Wednesday, December 9, 2009

Black and White Wednesday: Worms of the Earth Part 2 by Thomas and Conrad

Here it is, Groove-ophiles! The cataclysmic conclusion to the comicbook adaptation of Robert E. Howard's Bran Mak Morn classic "Worms of the Earth" from Savage Sword of Conan #17 (December 1976). This time out, it's all Tim Conrad art, with sensational scripting, natch, by Rascally Roy Thomas. (If you missed part one, shameth 'pon thee! But Ol' Groove is nothing if not big-hearted, so click here for to get caught up.) Here we go, Groove-ophiles! Are you ready to have your mind blown?


  1. Stunning work by Conrad, GA! I just read the original story this last week after seeing your post of the first half...amazingly enough, it's the first of the REH source material I've ever read. I wouldn't have guessed how faithfully Thomas's adaptations were! I've gone back and compared some of the other REH comics you've shown here to their source, and Roy seems to have been a stickler.

  2. Once again, beautiful work by Tim Conrad. Any establishing shot is worth cutting out and framing. The thing about Conrad was that he "got it" when it came to drawing sword and sorcery. It' wasn't just lines and tone on paper. You could live in that world (whether you survived it was quite another matter).

  3. I've still got the issues of Savage Sword with this in it - although both are a bit tattered now. I think the first part is better than the second, which looked a little rushed to me, but it's a faithful adaption of the Howard story.

  4. I really need to go and read the original version now...



Blog Widget by LinkWithin
Note to "The Man": All images are presumed copyright by the respective copyright holders and are presented here as fair use under applicable laws, man! If you hold the copyright to a work I've posted and would like me to remove it, just drop me an e-mail and it's gone, baby, gone.

All other commentary and insanity copyright GroovyAge, Ltd.

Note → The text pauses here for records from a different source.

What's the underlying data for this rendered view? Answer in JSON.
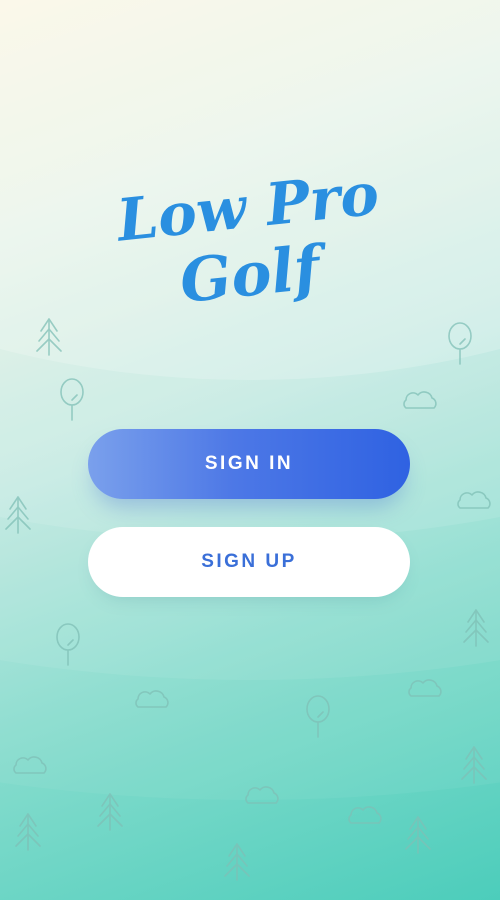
{
  "app": {
    "logo_line1": "Low Pro",
    "logo_line2": "Golf"
  },
  "buttons": {
    "sign_in": "SIGN IN",
    "sign_up": "SIGN UP"
  },
  "colors": {
    "brand_blue": "#2a8fe0",
    "primary_button": "#4d78e6",
    "secondary_button_text": "#3a6fd8"
  },
  "icons": [
    "pine-tree-icon",
    "round-tree-icon",
    "cloud-icon"
  ]
}
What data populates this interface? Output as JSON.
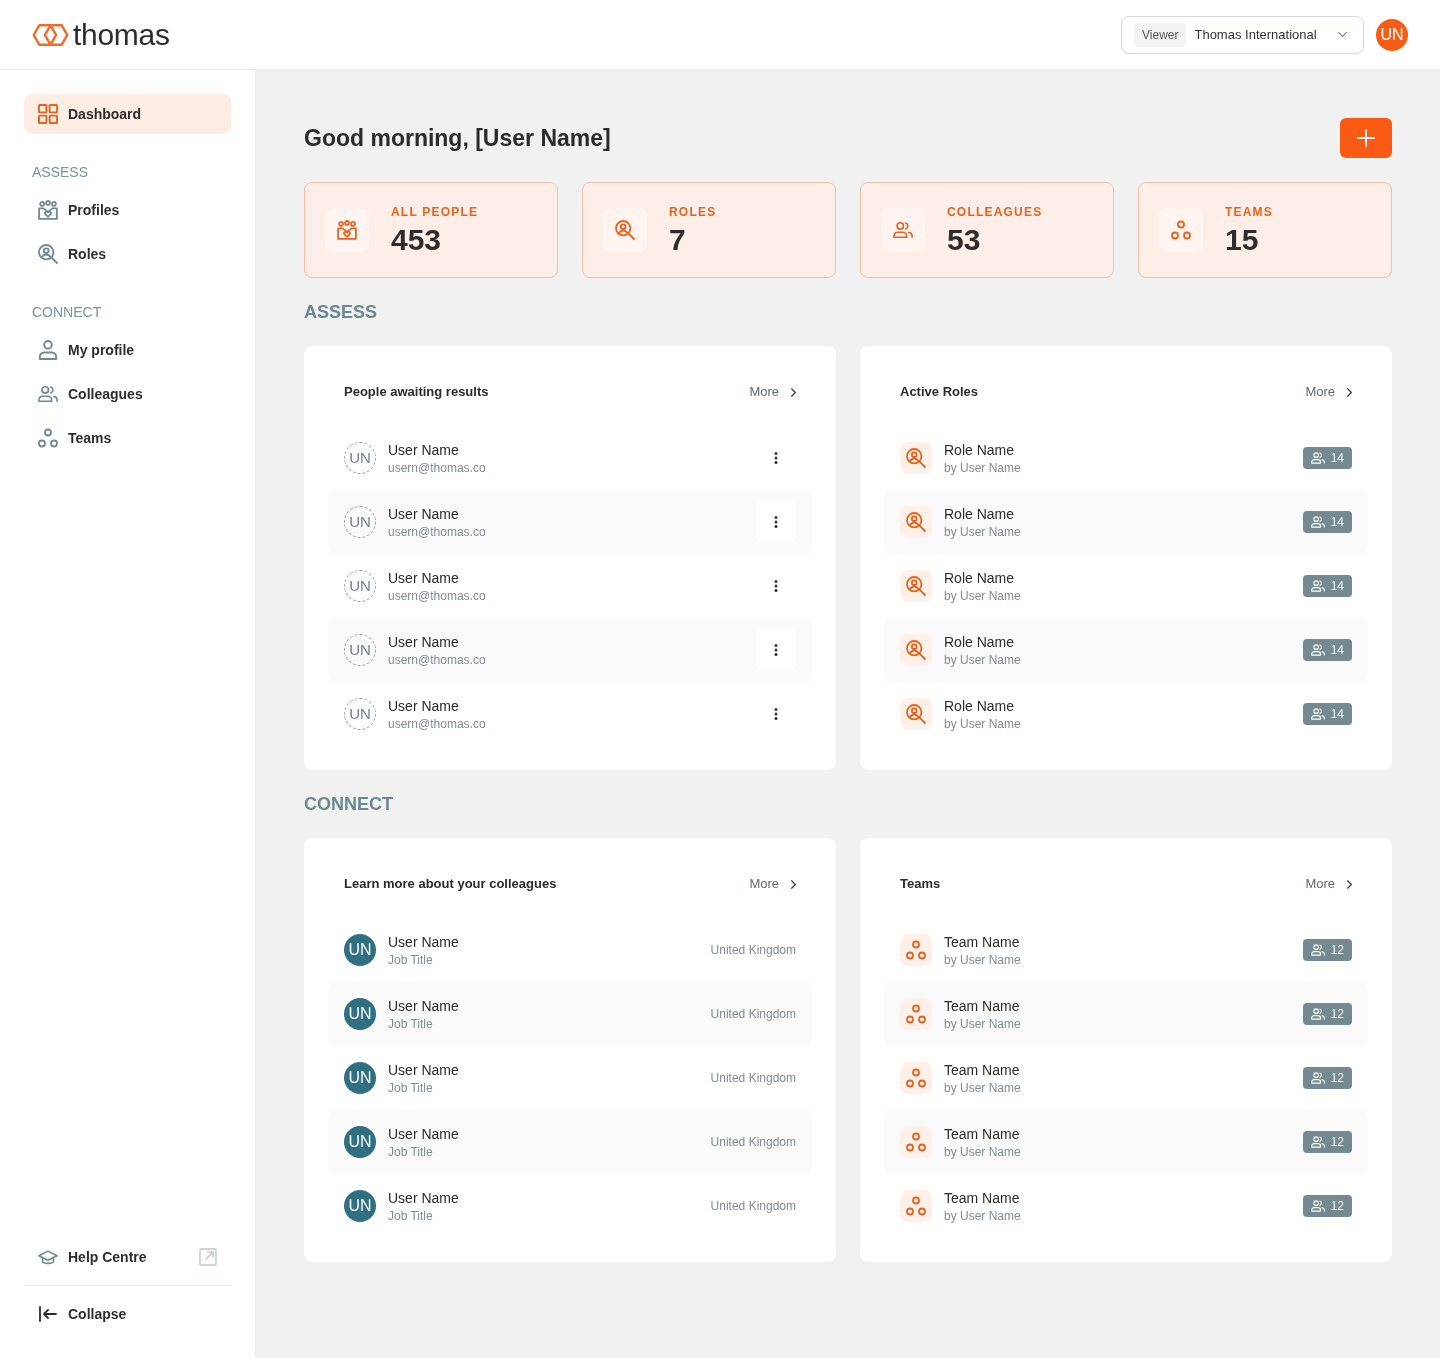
{
  "header": {
    "brand": "thomas",
    "role_tag": "Viewer",
    "organization": "Thomas International",
    "avatar_initials": "UN"
  },
  "sidebar": {
    "items": [
      {
        "kind": "dashboard",
        "label": "Dashboard",
        "selected": true
      }
    ],
    "sections": [
      {
        "title": "ASSESS",
        "items": [
          {
            "kind": "profiles",
            "label": "Profiles",
            "selected": false
          },
          {
            "kind": "roles",
            "label": "Roles",
            "selected": false
          }
        ]
      },
      {
        "title": "CONNECT",
        "items": [
          {
            "kind": "my_profile",
            "label": "My profile",
            "selected": false
          },
          {
            "kind": "colleagues",
            "label": "Colleagues",
            "selected": false
          },
          {
            "kind": "teams",
            "label": "Teams",
            "selected": false
          }
        ]
      }
    ],
    "footer": [
      {
        "kind": "help",
        "label": "Help Centre"
      },
      {
        "kind": "collapse",
        "label": "Collapse"
      }
    ]
  },
  "greeting": "Good morning, [User Name]",
  "stats": [
    {
      "kind": "people",
      "label": "ALL PEOPLE",
      "value": "453"
    },
    {
      "kind": "roles",
      "label": "ROLES",
      "value": "7"
    },
    {
      "kind": "colleagues",
      "label": "COLLEAGUES",
      "value": "53"
    },
    {
      "kind": "teams",
      "label": "TEAMS",
      "value": "15"
    }
  ],
  "sections": [
    {
      "title": "ASSESS",
      "panels": [
        {
          "kind": "awaiting",
          "title": "People awaiting results",
          "more": "More",
          "rows": [
            {
              "initials": "UN",
              "name": "User Name",
              "email": "usern@thomas.co"
            },
            {
              "initials": "UN",
              "name": "User Name",
              "email": "usern@thomas.co"
            },
            {
              "initials": "UN",
              "name": "User Name",
              "email": "usern@thomas.co"
            },
            {
              "initials": "UN",
              "name": "User Name",
              "email": "usern@thomas.co"
            },
            {
              "initials": "UN",
              "name": "User Name",
              "email": "usern@thomas.co"
            }
          ]
        },
        {
          "kind": "roles",
          "title": "Active Roles",
          "more": "More",
          "rows": [
            {
              "name": "Role Name",
              "owner": "by User Name",
              "count": "14"
            },
            {
              "name": "Role Name",
              "owner": "by User Name",
              "count": "14"
            },
            {
              "name": "Role Name",
              "owner": "by User Name",
              "count": "14"
            },
            {
              "name": "Role Name",
              "owner": "by User Name",
              "count": "14"
            },
            {
              "name": "Role Name",
              "owner": "by User Name",
              "count": "14"
            }
          ]
        }
      ]
    },
    {
      "title": "CONNECT",
      "panels": [
        {
          "kind": "colleagues",
          "title": "Learn more about your colleagues",
          "more": "More",
          "rows": [
            {
              "initials": "UN",
              "name": "User Name",
              "job_title": "Job Title",
              "country": "United Kingdom"
            },
            {
              "initials": "UN",
              "name": "User Name",
              "job_title": "Job Title",
              "country": "United Kingdom"
            },
            {
              "initials": "UN",
              "name": "User Name",
              "job_title": "Job Title",
              "country": "United Kingdom"
            },
            {
              "initials": "UN",
              "name": "User Name",
              "job_title": "Job Title",
              "country": "United Kingdom"
            },
            {
              "initials": "UN",
              "name": "User Name",
              "job_title": "Job Title",
              "country": "United Kingdom"
            }
          ]
        },
        {
          "kind": "teams",
          "title": "Teams",
          "more": "More",
          "rows": [
            {
              "name": "Team Name",
              "owner": "by User Name",
              "count": "12"
            },
            {
              "name": "Team Name",
              "owner": "by User Name",
              "count": "12"
            },
            {
              "name": "Team Name",
              "owner": "by User Name",
              "count": "12"
            },
            {
              "name": "Team Name",
              "owner": "by User Name",
              "count": "12"
            },
            {
              "name": "Team Name",
              "owner": "by User Name",
              "count": "12"
            }
          ]
        }
      ]
    }
  ]
}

As for the rest of ya, the purpose of this blog is to (re)introduce you to the great comics of the 1970s. If you like what you see, do what I do--go to a comics shop, bookstore, e-Bay or whatever and BUY YOUR OWN!